The first thrust of such negotiation will be to start to try to determine Depletion Rates for the principal countries. Depletion Rate is annual production as a percentage of what is left, that being Reserves plus the Yet-to-Find. The numbers at first may be uncertain, or fall within a range, but as the calculations are made, it will soon become apparent that production does have a defined depletion profile with peak followed by decline. The data in Appendix 1 may serve as a starting point. Asking these simple questions will make the need for such the Protocol entirely self-evident.
The detailed aspects of the practical implementation will need to be discussed. For example, it might be found expedient to exempt the Hea vy Oils of Canada and Venezuela. Means of fair allocation to respect existing commercial rights will have to be ironed out. The wider impacts on the economy and environment will have to be addressed.
At the end of the day, the countries of the world will be invited to sign up. Not all will do so, but this need not deter those that do, for they will clearly see that they emerge better prepared than the non-signatories living in the past.
As the politician, who launched the endeavour, looks back over the months of hard work, setbacks, frustr ations and rare successes, he will be able to console himself with the thought that it was a much needed job, well done.
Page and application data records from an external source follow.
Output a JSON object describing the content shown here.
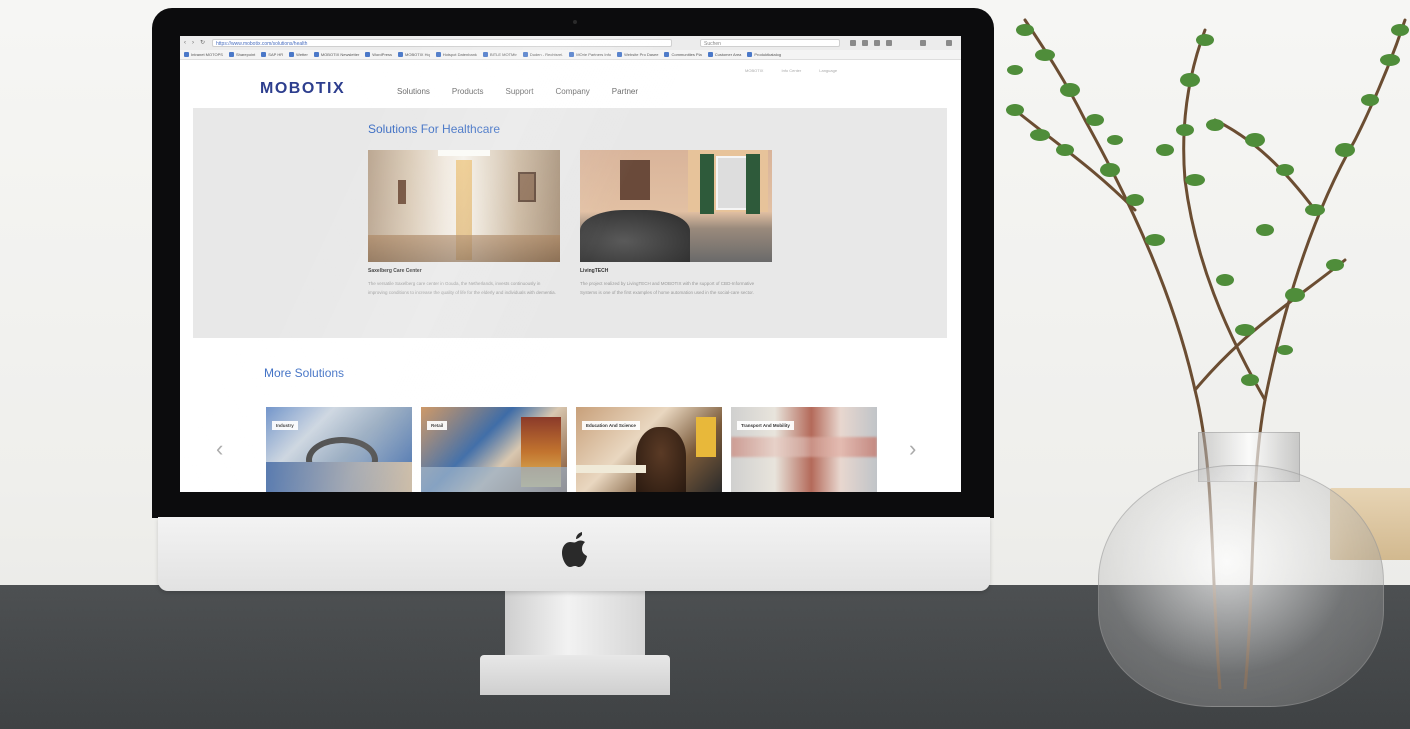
{
  "browser": {
    "url": "https://www.mobotix.com/solutions/health",
    "search_placeholder": "Suchen",
    "bookmarks": [
      "Intranet MOTOPS",
      "Sharepoint",
      "SAP HR",
      "Wetter",
      "MOBOTIX Newsletter",
      "WordPress",
      "MOBOTIX Hq",
      "Hotspot Datenbank",
      "BITLE MOTMtr",
      "Duden - Rechtsrei.",
      "MOrie Partners Info",
      "Website Pro Dasee",
      "Communities Pla",
      "Customer Area",
      "Produktkatalog"
    ]
  },
  "site": {
    "logo": "MOBOTIX",
    "nav": [
      "Solutions",
      "Products",
      "Support",
      "Company",
      "Partner"
    ],
    "util_nav": [
      "MOBOTIX",
      "Info Center",
      "Language"
    ]
  },
  "healthcare": {
    "title": "Solutions For Healthcare",
    "cards": [
      {
        "name": "Saxelberg Care Center",
        "desc": "The versatile Saxelberg care center in Gouda, the Netherlands, invests continuously in improving conditions to increase the quality of life for the elderly and individuals with dementia."
      },
      {
        "name": "LivingTECH",
        "desc": "The project realized by LivingTECH and MOBOTIX with the support of CBD-Informative Systems is one of the first examples of home automation used in the social-care sector."
      }
    ]
  },
  "more": {
    "title": "More Solutions",
    "tiles": [
      "Industry",
      "Retail",
      "Education And Science",
      "Transport And Mobility"
    ]
  },
  "colors": {
    "brand": "#2d3e8e",
    "accent": "#3a6cc3"
  },
  "icons": {
    "prev": "chevron-left-icon",
    "next": "chevron-right-icon"
  }
}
His grandchildren will come to be very proud of him, recognising how from a difficult and humble beginning he changed the course of history.


Dr. Colin Campbell, SRA's Advisory Board, took a D.Phil in geology at Oxford in 1957, before joining the oil industry. His career took him to Trinidad, Colombia, Australia, Papua, United States, United Kingdom, Ireland and Norway working variously for Texaco, BP, Amoco, Shenandoah, Aran and Fina. He started as an exploration geologist and ended as an Executive Vice-President. A second career opened in 1990 with a study of depletion with consultations to industry and government. He has written four books, many scientific papers and articles, also giving lectures and broadcasts. He is the founder of ASPO (The Association for the Study of Peak Oil and Gas), a network of scientists, now represented in most European countries.
[1] As proposed at the 2003 Pio Manzu Conference, and to be a central theme of the Pio Manzu Conference, Rimini, Italy on October 28-30, 2005, Submitted by ASPO IRELAND